● Exercise requirements: Where does the string "handle" occur in the records? Copy each line that holds it.

● Component data from apps and pages:
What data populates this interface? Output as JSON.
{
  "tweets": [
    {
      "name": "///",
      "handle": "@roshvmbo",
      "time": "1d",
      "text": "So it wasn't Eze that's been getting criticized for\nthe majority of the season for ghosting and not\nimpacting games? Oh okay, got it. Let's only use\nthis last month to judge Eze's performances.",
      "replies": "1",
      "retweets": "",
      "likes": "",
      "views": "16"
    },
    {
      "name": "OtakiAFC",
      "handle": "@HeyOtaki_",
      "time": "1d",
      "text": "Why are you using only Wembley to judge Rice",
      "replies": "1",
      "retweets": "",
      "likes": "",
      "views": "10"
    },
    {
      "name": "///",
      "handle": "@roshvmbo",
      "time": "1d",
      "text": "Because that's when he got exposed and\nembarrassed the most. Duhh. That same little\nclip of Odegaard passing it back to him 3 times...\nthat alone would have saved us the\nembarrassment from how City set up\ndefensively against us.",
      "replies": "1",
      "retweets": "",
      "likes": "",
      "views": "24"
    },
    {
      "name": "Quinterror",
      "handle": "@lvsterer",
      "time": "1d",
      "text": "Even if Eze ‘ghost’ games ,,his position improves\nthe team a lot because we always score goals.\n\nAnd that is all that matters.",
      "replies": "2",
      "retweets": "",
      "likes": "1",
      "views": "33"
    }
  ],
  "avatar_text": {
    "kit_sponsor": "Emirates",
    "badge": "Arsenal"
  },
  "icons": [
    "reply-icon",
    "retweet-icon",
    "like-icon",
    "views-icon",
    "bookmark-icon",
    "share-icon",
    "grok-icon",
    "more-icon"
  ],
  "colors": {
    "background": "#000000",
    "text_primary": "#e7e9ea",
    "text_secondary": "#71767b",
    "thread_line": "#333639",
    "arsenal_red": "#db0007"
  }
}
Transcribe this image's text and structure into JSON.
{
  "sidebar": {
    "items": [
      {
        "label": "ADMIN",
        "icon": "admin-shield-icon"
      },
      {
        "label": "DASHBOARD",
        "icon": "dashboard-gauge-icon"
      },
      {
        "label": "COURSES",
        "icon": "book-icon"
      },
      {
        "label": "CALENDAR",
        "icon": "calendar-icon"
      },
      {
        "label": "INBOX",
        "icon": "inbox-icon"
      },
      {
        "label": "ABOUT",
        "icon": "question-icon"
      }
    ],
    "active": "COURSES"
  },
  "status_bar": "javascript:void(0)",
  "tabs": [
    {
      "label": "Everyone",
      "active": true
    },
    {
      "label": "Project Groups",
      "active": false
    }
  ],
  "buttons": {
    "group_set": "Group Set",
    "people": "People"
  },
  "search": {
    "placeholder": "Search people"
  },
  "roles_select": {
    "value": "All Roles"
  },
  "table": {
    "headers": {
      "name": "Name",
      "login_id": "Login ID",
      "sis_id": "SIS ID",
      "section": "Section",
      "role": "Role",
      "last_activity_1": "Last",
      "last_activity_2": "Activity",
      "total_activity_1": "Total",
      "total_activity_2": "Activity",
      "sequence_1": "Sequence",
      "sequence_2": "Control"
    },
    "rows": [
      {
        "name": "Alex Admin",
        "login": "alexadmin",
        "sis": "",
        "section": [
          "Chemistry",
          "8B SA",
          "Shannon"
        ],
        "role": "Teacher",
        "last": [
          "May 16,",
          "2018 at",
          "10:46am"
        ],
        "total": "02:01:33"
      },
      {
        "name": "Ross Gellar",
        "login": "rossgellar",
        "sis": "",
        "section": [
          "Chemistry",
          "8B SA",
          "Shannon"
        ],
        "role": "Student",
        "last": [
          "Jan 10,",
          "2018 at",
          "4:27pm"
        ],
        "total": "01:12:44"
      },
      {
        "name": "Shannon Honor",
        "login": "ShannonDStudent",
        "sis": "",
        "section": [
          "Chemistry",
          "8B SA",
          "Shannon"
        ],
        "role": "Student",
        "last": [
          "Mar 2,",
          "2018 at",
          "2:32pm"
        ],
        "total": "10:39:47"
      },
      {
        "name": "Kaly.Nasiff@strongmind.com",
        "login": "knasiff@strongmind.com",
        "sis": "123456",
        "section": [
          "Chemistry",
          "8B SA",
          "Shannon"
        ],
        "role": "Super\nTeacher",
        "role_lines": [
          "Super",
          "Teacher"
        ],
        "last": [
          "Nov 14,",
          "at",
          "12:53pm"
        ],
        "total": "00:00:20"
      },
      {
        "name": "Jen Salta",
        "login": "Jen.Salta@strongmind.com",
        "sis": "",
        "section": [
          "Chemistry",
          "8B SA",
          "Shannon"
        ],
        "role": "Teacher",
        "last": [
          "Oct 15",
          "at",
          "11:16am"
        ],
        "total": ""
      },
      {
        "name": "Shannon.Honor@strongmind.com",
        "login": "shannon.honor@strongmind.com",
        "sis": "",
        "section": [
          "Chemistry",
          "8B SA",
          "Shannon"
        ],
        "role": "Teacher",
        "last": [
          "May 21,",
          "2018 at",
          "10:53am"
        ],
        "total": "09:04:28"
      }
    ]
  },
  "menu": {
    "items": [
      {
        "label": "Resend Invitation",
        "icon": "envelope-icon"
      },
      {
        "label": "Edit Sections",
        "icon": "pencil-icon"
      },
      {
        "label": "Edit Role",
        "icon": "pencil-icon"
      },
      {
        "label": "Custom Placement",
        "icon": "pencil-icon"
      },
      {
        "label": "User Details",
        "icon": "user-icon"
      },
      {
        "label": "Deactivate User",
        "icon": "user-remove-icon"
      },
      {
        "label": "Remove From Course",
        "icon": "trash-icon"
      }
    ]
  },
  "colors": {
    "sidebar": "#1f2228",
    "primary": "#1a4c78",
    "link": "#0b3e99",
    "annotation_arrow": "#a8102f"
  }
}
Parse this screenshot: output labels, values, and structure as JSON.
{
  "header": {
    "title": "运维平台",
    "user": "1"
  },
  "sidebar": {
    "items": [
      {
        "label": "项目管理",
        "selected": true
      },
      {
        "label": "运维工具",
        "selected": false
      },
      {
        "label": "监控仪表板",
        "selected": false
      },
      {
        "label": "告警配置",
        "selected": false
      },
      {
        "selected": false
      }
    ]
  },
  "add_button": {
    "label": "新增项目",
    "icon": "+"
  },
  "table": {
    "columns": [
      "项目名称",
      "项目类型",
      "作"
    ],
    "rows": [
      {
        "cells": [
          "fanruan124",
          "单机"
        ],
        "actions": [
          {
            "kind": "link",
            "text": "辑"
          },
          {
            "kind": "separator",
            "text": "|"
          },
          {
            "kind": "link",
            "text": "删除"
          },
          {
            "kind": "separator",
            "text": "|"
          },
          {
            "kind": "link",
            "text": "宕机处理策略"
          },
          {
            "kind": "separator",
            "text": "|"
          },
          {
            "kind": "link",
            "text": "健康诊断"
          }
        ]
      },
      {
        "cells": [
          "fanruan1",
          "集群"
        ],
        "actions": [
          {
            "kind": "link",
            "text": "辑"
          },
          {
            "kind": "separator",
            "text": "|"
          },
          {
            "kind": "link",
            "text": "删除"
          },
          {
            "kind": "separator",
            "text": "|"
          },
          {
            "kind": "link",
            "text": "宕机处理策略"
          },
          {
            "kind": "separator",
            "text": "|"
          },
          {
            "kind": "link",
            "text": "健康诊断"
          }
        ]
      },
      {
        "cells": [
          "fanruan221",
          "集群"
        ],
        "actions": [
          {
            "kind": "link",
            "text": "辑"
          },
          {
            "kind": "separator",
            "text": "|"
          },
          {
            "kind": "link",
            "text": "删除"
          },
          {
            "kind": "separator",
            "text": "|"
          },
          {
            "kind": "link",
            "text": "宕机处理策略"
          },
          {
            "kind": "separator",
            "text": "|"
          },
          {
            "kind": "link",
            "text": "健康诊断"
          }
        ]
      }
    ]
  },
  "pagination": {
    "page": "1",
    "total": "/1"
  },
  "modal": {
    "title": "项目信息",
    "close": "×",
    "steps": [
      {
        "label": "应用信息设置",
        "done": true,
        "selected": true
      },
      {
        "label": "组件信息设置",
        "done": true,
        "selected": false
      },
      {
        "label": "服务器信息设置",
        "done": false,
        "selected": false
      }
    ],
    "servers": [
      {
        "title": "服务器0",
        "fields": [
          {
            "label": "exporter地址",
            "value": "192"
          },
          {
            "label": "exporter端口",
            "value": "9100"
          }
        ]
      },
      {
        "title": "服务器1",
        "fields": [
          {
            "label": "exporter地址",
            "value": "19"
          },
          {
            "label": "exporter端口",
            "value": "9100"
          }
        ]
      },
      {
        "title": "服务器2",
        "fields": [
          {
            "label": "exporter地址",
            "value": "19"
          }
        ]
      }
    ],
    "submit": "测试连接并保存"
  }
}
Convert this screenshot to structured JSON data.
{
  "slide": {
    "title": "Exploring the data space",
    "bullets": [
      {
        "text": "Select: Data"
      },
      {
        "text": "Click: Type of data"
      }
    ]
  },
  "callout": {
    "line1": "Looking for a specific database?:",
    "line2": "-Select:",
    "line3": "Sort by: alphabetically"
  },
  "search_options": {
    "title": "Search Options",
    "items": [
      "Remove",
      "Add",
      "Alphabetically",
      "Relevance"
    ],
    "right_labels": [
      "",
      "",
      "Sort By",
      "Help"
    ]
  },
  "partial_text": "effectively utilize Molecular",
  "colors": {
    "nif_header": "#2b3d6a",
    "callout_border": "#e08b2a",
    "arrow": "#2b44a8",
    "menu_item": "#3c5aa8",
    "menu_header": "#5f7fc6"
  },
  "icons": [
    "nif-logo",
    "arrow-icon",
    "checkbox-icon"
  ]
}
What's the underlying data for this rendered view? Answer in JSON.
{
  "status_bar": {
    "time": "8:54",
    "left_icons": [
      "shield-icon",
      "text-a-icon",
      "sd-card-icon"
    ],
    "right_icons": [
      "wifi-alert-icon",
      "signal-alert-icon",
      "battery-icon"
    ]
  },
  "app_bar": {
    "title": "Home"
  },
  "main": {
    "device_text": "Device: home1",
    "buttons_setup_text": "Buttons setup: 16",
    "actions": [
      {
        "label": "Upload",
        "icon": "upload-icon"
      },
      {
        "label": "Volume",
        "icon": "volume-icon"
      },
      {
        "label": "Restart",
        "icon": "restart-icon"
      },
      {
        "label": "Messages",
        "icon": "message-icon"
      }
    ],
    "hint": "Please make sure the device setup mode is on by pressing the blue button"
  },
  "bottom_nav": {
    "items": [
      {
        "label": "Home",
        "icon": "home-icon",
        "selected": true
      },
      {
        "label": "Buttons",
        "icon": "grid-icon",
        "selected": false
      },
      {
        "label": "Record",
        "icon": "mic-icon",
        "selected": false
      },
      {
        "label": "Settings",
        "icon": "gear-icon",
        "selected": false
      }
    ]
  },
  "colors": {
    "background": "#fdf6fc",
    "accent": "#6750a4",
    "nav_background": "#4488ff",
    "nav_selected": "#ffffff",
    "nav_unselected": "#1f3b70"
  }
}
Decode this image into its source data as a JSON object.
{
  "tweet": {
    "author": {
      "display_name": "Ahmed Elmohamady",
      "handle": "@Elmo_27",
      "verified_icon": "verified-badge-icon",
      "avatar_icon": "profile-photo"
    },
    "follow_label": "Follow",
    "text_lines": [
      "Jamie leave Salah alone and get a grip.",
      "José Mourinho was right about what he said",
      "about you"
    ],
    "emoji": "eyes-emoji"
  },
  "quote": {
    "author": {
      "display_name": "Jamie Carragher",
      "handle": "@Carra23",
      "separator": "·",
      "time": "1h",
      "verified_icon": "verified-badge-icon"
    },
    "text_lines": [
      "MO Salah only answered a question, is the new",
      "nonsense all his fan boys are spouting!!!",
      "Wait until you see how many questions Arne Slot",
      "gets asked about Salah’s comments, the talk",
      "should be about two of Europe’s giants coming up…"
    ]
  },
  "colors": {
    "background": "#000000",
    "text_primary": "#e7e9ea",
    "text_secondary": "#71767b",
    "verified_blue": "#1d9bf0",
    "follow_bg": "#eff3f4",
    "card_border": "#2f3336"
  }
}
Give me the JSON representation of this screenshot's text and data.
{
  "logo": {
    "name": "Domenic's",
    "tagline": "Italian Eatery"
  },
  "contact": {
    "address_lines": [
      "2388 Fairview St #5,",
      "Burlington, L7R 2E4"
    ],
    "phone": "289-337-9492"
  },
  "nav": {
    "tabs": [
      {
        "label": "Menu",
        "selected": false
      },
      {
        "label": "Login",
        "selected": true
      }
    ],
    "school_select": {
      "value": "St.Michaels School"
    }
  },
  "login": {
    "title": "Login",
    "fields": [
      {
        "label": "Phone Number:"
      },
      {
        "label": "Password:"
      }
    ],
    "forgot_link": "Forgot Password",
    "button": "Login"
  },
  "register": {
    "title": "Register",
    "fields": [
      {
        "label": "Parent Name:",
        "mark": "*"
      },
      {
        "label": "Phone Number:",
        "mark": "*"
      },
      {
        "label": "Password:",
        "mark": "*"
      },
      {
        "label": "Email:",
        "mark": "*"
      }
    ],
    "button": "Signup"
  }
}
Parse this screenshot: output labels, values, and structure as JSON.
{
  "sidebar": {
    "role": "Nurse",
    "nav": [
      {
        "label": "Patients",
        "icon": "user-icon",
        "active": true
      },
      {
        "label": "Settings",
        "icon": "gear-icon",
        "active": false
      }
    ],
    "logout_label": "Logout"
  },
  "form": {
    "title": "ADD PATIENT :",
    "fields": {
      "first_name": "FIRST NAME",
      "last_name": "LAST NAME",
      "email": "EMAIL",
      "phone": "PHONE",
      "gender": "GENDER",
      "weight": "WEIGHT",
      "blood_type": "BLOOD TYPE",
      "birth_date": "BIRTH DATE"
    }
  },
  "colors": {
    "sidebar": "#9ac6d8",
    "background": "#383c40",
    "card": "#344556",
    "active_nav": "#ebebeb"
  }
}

● Exercise answer:
      "handle": "@roshvmbo",
      "handle": "@HeyOtaki_",
      "handle": "@roshvmbo",
      "handle": "@lvsterer",
      "handle": "@Elmo_27",
      "handle": "@Carra23",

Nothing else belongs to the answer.